*What you will do:*
Among the records below, how many lines contain the word "glyph"? The answer is a single number.
____ Exercise material
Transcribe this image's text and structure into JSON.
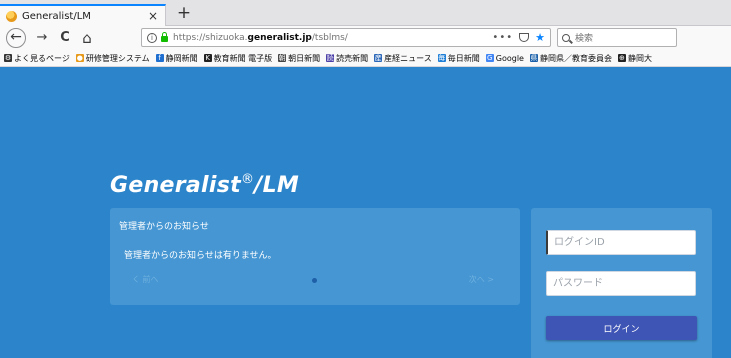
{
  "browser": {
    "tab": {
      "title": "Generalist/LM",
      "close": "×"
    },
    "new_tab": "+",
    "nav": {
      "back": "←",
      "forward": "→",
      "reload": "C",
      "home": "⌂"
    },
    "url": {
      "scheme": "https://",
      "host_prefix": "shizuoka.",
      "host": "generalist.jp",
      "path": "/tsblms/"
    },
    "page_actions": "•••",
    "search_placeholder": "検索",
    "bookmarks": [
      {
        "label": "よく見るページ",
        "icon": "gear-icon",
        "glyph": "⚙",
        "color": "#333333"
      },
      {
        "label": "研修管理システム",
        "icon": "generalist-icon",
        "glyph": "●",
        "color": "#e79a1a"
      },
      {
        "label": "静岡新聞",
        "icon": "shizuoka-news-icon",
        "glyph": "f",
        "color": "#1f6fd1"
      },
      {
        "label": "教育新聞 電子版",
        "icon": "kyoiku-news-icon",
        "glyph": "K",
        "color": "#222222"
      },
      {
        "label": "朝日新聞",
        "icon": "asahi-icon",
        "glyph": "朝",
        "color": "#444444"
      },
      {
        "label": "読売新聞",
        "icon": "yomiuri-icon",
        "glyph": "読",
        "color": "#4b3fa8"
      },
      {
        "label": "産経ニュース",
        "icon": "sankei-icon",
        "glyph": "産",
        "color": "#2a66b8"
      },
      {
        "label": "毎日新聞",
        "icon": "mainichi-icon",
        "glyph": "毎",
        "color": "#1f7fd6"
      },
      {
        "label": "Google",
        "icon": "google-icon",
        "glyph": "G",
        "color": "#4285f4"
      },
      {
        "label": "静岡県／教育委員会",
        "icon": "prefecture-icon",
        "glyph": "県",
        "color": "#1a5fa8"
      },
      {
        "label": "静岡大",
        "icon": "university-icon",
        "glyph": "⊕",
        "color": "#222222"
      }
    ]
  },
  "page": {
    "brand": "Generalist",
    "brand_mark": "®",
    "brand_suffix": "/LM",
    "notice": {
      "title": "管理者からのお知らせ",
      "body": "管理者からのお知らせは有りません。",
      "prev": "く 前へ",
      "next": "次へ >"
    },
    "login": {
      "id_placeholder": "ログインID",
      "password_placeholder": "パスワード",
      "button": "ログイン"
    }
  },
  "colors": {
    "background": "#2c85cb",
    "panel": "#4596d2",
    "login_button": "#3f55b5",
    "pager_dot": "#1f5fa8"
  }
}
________
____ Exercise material
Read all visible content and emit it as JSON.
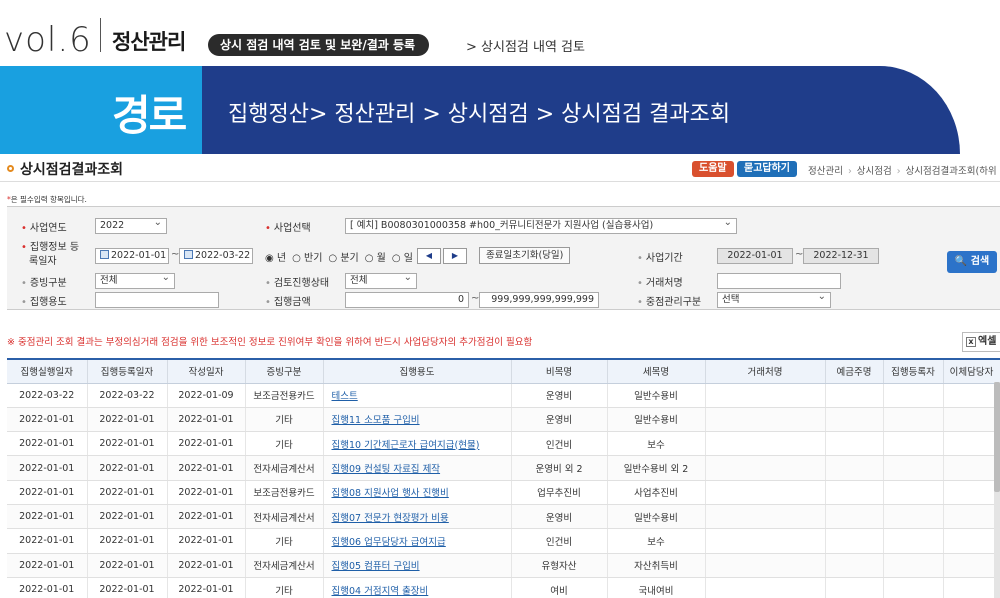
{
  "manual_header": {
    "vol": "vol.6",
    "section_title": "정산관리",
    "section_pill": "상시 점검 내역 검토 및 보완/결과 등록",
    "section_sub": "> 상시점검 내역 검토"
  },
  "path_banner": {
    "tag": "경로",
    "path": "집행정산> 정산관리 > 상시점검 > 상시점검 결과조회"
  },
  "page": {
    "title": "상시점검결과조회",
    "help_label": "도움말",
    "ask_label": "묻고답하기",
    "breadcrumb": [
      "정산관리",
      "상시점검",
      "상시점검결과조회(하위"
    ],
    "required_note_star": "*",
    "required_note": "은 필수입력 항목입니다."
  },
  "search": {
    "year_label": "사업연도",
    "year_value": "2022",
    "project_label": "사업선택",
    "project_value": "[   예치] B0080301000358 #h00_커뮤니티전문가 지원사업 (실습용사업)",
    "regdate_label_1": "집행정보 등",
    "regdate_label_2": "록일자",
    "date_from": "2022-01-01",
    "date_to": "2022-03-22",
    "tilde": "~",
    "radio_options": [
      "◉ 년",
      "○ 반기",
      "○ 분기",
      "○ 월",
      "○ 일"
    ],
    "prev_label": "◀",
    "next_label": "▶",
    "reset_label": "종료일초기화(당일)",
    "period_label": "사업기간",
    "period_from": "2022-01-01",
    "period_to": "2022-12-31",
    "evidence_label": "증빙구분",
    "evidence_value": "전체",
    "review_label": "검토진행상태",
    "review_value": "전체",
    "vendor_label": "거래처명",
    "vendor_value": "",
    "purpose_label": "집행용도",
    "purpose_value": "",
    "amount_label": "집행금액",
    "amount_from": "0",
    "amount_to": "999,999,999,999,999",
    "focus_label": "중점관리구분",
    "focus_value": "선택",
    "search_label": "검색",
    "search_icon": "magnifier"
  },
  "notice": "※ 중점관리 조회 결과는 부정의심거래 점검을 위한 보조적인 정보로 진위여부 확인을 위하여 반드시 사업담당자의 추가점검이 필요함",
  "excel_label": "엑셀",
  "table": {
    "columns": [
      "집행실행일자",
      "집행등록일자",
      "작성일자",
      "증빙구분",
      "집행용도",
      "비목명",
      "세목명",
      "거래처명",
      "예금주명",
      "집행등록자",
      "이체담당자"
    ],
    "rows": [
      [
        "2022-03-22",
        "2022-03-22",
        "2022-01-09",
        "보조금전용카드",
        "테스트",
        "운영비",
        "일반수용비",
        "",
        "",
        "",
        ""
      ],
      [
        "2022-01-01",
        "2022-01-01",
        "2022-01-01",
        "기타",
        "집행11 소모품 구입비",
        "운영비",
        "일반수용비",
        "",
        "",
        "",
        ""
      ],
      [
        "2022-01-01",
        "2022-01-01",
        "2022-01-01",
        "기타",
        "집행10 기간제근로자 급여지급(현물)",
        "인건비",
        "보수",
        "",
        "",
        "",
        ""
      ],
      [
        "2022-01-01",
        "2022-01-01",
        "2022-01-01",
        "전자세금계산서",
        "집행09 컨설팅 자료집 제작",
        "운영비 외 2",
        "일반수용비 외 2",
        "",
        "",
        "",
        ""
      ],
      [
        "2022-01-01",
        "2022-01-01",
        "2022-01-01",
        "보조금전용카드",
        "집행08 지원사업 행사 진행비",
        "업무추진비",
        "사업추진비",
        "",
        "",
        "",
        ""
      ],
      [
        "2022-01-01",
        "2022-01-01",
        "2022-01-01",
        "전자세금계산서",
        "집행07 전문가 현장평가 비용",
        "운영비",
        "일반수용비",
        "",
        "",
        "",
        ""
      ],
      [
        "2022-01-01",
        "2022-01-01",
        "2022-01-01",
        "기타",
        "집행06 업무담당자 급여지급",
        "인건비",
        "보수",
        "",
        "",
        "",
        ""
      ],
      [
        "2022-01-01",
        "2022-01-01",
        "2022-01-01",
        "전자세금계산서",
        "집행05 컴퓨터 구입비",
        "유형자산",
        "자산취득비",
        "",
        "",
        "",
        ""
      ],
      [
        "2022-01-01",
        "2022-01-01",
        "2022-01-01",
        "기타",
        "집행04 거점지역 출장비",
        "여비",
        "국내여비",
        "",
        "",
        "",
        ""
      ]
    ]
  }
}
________
*Output below:*
11